Show, from the entries below, every line in which "Behavior" appears.

[Opening Provided records section]

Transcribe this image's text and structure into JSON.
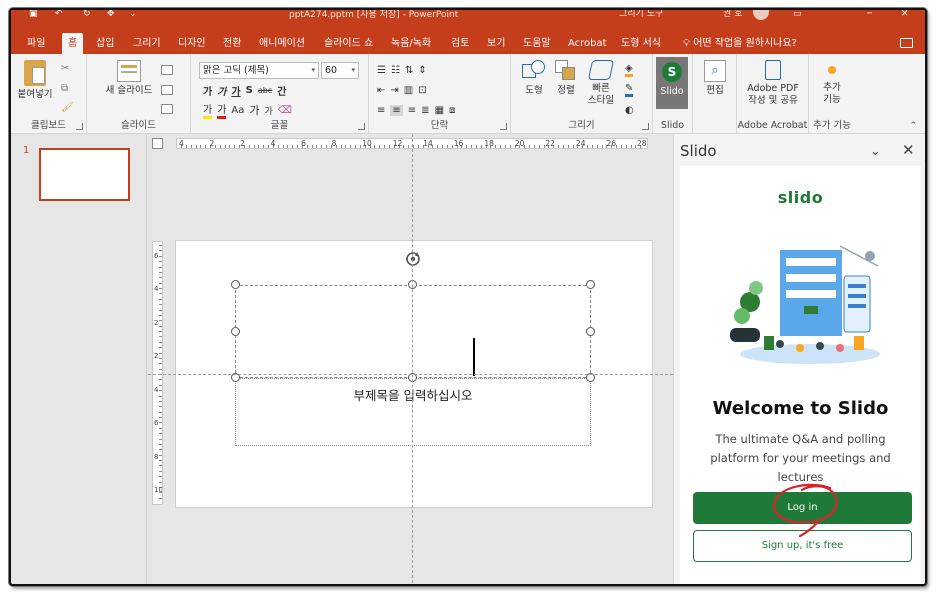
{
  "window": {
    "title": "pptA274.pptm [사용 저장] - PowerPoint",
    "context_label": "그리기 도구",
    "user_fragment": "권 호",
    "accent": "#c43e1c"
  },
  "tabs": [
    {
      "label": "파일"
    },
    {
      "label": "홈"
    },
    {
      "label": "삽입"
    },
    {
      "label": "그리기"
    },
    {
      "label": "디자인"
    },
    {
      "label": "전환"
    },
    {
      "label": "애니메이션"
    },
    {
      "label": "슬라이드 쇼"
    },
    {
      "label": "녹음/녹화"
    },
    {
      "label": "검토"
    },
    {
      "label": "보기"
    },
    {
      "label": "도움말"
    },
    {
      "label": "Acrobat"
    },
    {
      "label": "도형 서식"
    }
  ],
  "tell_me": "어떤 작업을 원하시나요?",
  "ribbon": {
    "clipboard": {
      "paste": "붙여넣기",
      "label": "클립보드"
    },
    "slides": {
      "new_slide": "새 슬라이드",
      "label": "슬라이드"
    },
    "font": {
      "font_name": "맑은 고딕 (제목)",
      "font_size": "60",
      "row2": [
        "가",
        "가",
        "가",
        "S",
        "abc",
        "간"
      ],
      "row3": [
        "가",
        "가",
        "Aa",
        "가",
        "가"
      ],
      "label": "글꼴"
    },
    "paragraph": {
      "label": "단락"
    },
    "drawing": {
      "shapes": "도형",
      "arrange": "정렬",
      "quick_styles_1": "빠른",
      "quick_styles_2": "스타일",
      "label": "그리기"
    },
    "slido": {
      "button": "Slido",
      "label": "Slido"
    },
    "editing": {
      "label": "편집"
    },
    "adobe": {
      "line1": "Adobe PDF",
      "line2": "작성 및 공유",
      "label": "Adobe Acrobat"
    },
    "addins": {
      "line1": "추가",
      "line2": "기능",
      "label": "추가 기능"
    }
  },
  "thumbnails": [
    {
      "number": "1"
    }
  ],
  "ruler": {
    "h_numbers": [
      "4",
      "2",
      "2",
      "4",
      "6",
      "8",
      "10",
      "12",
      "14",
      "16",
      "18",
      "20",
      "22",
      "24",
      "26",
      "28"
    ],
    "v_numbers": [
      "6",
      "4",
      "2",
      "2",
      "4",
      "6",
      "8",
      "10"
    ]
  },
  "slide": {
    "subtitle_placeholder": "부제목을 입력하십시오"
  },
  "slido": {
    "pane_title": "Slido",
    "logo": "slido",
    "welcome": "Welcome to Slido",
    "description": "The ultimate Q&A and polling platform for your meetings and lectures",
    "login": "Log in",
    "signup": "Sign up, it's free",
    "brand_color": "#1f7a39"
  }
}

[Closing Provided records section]
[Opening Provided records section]

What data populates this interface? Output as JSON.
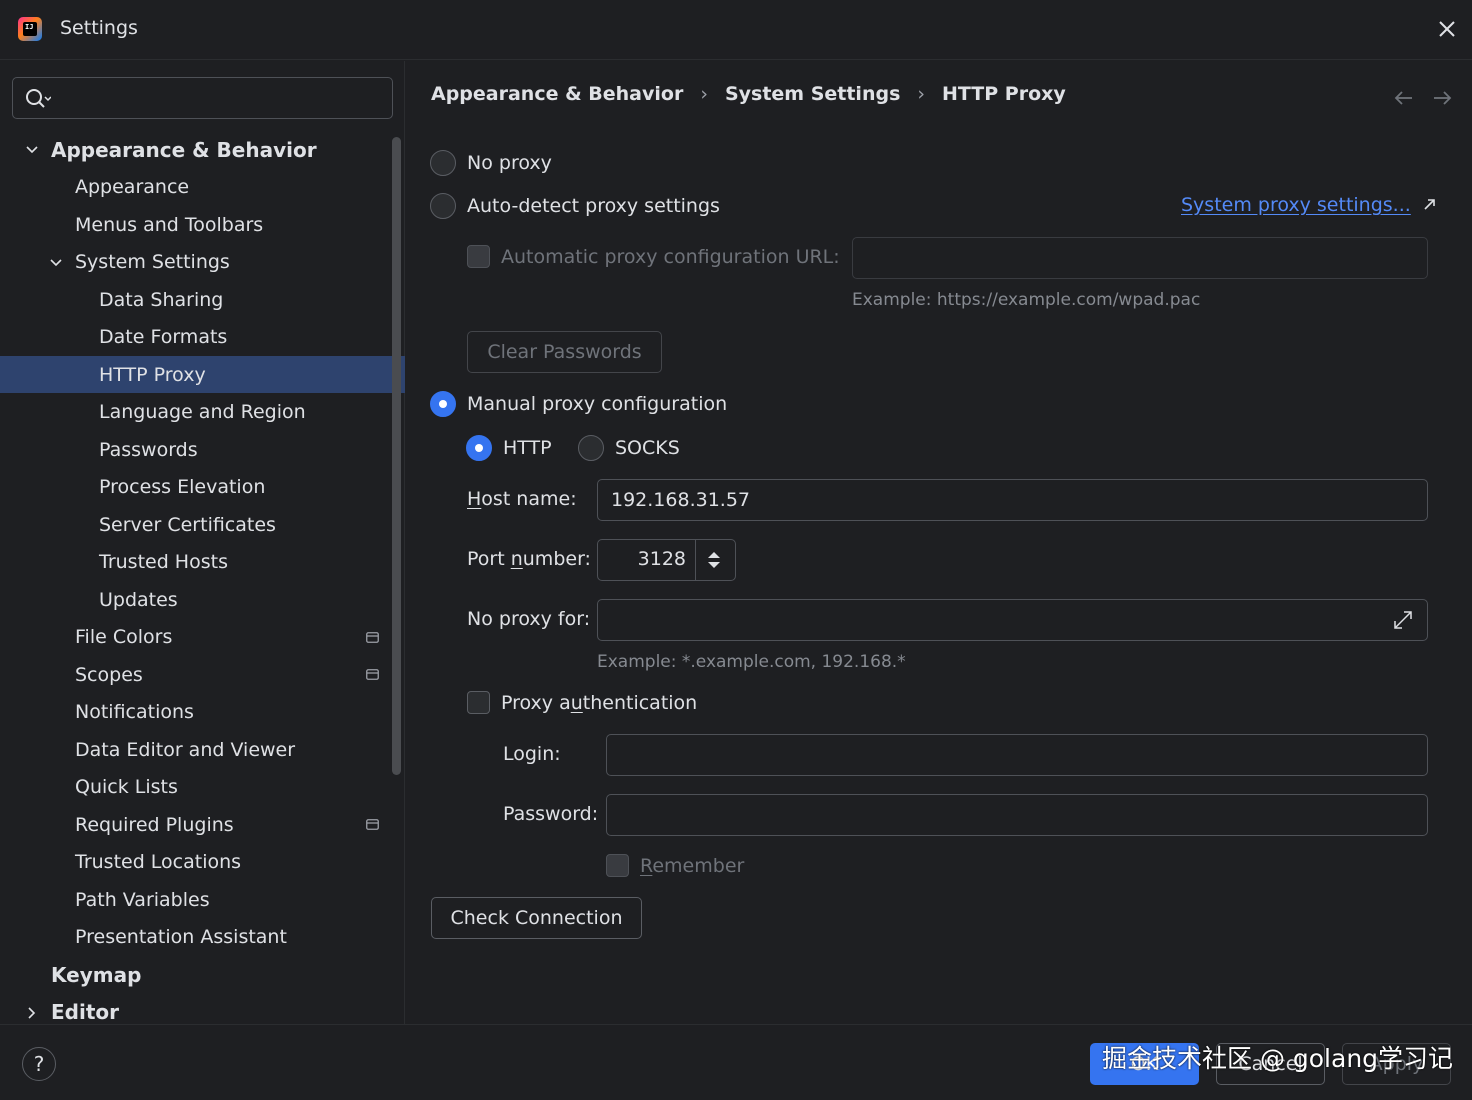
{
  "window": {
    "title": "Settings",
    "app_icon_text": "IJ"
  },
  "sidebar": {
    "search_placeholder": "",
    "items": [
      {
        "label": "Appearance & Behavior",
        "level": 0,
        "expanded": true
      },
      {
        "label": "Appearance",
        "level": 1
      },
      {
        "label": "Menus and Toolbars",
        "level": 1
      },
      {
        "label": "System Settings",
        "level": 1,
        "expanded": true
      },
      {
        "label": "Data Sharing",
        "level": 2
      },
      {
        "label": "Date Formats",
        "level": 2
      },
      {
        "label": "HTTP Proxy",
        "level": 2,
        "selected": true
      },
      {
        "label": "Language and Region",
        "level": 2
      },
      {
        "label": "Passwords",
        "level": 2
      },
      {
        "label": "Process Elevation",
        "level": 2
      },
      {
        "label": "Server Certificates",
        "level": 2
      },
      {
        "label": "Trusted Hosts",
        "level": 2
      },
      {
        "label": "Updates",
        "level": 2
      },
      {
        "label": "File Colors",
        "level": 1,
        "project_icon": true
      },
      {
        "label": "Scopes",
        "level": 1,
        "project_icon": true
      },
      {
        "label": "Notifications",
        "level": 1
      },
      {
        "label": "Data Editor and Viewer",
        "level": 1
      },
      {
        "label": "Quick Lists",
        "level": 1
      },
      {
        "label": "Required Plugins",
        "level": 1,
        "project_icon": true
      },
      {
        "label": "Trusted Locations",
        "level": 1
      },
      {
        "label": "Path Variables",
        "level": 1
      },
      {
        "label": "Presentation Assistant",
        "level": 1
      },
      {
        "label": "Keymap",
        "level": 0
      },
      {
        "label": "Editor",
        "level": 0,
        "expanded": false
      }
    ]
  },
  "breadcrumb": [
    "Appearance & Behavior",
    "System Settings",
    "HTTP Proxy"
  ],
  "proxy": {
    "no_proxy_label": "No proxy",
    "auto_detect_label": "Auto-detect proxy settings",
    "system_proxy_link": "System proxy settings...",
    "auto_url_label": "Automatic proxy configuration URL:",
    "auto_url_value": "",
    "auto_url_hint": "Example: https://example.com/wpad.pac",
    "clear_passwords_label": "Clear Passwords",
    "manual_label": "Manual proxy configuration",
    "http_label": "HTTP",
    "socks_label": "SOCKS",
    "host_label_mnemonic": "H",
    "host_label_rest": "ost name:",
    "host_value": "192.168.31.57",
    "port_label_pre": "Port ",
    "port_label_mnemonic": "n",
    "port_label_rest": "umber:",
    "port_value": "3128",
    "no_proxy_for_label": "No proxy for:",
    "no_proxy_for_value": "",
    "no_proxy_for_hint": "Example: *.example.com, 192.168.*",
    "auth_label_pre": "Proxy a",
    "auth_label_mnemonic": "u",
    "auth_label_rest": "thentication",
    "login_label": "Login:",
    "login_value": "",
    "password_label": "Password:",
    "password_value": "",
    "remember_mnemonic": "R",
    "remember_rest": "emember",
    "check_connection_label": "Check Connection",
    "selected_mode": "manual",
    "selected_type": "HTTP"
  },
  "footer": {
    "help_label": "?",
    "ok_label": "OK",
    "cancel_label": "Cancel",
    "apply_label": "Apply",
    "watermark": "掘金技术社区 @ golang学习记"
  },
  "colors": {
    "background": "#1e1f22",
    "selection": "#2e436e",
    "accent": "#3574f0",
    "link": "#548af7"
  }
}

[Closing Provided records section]

— Finished task —
        "label": "Appearance & Behavior",
    "Appearance & Behavior",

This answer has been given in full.